Stored data entries:
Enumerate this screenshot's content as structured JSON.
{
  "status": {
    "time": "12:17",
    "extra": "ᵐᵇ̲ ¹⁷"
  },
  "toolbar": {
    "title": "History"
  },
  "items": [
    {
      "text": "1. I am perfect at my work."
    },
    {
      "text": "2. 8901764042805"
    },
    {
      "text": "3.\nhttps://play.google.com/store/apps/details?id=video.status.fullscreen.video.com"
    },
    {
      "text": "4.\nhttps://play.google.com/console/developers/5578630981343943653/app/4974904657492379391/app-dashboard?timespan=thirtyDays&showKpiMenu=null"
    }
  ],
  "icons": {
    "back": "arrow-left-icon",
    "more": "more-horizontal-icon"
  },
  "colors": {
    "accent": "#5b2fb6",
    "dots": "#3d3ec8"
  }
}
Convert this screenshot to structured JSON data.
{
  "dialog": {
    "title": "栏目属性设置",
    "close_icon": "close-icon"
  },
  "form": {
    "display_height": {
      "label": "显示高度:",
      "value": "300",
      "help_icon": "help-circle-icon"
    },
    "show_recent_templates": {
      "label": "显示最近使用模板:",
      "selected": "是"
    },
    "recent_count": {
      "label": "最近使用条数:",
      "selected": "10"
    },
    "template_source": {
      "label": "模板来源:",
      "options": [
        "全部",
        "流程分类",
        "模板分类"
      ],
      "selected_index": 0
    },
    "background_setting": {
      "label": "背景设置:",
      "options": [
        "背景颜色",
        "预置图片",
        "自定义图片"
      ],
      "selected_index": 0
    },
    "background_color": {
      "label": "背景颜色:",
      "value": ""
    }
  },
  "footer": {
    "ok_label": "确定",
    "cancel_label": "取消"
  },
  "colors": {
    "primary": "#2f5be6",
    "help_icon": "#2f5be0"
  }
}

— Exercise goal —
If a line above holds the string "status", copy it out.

— Reply —
  "status": {
      "text": "3.\nhttps://play.google.com/store/apps/details?id=video.status.fullscreen.video.com"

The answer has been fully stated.